[Entries provided]:

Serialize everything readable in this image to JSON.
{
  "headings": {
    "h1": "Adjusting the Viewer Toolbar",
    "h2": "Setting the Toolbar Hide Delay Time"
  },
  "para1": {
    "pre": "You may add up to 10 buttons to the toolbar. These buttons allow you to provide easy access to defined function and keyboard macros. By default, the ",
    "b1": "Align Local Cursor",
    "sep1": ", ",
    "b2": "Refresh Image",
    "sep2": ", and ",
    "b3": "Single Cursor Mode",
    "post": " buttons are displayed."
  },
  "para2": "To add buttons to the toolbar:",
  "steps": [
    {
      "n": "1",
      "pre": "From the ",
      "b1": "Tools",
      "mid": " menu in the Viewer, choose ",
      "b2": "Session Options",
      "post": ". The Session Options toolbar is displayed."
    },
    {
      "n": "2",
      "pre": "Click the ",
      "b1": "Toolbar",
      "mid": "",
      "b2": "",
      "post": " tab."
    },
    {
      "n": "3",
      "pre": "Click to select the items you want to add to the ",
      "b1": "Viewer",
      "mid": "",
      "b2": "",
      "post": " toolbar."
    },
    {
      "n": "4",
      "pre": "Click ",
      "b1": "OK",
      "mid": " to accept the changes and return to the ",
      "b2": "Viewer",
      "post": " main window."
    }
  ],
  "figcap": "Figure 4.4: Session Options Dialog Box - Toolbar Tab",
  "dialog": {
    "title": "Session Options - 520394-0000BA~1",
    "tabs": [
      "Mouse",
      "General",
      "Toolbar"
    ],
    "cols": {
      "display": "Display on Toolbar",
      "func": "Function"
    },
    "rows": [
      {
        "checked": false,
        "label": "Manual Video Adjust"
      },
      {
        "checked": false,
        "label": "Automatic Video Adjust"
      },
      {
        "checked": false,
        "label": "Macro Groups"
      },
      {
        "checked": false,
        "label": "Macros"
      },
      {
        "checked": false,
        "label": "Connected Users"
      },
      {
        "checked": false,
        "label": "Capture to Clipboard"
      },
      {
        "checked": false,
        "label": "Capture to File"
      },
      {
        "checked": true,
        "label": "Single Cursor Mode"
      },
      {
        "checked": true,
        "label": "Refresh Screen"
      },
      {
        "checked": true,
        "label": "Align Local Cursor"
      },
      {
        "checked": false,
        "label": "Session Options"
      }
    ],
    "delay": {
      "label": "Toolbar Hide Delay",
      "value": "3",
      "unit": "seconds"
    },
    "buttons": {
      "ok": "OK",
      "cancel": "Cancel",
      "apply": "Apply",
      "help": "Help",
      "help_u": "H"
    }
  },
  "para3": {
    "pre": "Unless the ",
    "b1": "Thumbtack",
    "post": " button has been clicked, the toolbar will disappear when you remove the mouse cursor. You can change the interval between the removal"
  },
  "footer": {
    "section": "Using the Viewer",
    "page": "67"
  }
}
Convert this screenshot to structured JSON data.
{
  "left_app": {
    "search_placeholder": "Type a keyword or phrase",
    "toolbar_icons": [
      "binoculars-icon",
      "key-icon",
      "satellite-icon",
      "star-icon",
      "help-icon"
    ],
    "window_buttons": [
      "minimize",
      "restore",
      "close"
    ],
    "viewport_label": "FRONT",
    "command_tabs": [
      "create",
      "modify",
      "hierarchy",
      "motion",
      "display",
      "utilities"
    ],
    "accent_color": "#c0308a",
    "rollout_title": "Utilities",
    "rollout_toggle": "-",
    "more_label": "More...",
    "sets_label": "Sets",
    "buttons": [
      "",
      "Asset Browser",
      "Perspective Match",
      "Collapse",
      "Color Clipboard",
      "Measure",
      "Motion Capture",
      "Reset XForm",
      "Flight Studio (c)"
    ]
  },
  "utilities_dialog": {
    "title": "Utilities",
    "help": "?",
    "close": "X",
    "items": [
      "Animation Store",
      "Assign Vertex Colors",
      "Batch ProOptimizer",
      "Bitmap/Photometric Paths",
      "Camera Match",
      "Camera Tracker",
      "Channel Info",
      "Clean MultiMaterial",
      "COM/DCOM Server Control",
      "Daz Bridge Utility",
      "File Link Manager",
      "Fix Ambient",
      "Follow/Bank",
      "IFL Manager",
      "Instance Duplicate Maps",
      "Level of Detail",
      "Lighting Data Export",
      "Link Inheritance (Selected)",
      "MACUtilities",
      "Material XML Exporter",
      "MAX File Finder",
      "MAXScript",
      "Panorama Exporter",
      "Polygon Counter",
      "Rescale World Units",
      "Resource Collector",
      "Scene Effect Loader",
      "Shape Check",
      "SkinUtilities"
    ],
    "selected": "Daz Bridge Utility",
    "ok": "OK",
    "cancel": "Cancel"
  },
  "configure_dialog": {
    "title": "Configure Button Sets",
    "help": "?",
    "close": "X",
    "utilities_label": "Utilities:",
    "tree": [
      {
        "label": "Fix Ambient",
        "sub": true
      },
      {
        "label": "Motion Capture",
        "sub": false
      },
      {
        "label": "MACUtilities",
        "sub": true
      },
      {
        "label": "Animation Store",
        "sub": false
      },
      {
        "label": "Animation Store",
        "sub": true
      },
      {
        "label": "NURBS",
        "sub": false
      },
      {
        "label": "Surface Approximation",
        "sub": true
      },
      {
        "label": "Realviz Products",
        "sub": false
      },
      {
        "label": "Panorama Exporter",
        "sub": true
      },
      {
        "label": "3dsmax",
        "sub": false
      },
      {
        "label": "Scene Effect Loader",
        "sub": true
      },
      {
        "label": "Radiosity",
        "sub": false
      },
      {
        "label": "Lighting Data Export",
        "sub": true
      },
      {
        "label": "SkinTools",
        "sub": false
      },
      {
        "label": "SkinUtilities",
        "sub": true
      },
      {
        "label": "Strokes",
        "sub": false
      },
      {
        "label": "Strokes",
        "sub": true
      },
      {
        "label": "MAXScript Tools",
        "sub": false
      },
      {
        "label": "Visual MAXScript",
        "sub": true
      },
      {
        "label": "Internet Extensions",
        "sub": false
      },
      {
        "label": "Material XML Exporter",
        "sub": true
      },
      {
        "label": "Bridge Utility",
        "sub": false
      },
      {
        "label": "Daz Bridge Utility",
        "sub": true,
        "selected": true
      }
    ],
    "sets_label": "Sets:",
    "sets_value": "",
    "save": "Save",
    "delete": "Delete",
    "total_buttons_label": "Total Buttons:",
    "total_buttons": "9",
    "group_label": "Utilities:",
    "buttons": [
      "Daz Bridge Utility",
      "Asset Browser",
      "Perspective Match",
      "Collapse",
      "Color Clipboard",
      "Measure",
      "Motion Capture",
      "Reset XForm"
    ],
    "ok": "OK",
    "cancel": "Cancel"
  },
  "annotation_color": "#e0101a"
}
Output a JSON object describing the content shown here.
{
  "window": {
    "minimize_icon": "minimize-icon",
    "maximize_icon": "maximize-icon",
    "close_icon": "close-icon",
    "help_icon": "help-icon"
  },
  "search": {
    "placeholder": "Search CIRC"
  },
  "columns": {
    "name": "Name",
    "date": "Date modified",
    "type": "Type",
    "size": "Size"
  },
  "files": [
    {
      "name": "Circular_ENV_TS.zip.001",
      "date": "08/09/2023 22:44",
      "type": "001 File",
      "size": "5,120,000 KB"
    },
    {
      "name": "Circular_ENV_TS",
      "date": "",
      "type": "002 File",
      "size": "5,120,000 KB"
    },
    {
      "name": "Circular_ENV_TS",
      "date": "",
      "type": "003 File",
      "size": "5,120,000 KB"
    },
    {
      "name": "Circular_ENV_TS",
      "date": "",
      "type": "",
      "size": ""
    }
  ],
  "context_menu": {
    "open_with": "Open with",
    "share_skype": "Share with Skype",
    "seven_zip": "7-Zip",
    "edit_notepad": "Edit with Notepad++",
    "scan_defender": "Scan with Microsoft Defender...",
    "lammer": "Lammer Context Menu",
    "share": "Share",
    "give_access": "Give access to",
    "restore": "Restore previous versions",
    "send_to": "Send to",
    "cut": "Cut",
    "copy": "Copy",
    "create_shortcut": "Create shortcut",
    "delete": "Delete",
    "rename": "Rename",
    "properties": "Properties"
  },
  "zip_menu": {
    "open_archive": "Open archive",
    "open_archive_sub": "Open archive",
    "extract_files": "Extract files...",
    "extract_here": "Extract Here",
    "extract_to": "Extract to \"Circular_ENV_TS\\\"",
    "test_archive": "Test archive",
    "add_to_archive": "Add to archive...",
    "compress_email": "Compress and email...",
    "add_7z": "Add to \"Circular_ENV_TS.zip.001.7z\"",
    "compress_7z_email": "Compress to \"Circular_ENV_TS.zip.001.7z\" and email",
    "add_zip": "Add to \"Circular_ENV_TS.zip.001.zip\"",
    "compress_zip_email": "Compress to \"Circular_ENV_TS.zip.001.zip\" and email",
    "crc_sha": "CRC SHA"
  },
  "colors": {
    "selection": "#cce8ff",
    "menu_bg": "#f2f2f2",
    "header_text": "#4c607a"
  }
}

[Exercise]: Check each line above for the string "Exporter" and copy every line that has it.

[Completed task]:
      "Material XML Exporter",
      "Panorama Exporter",
        "label": "Panorama Exporter",
        "label": "Material XML Exporter",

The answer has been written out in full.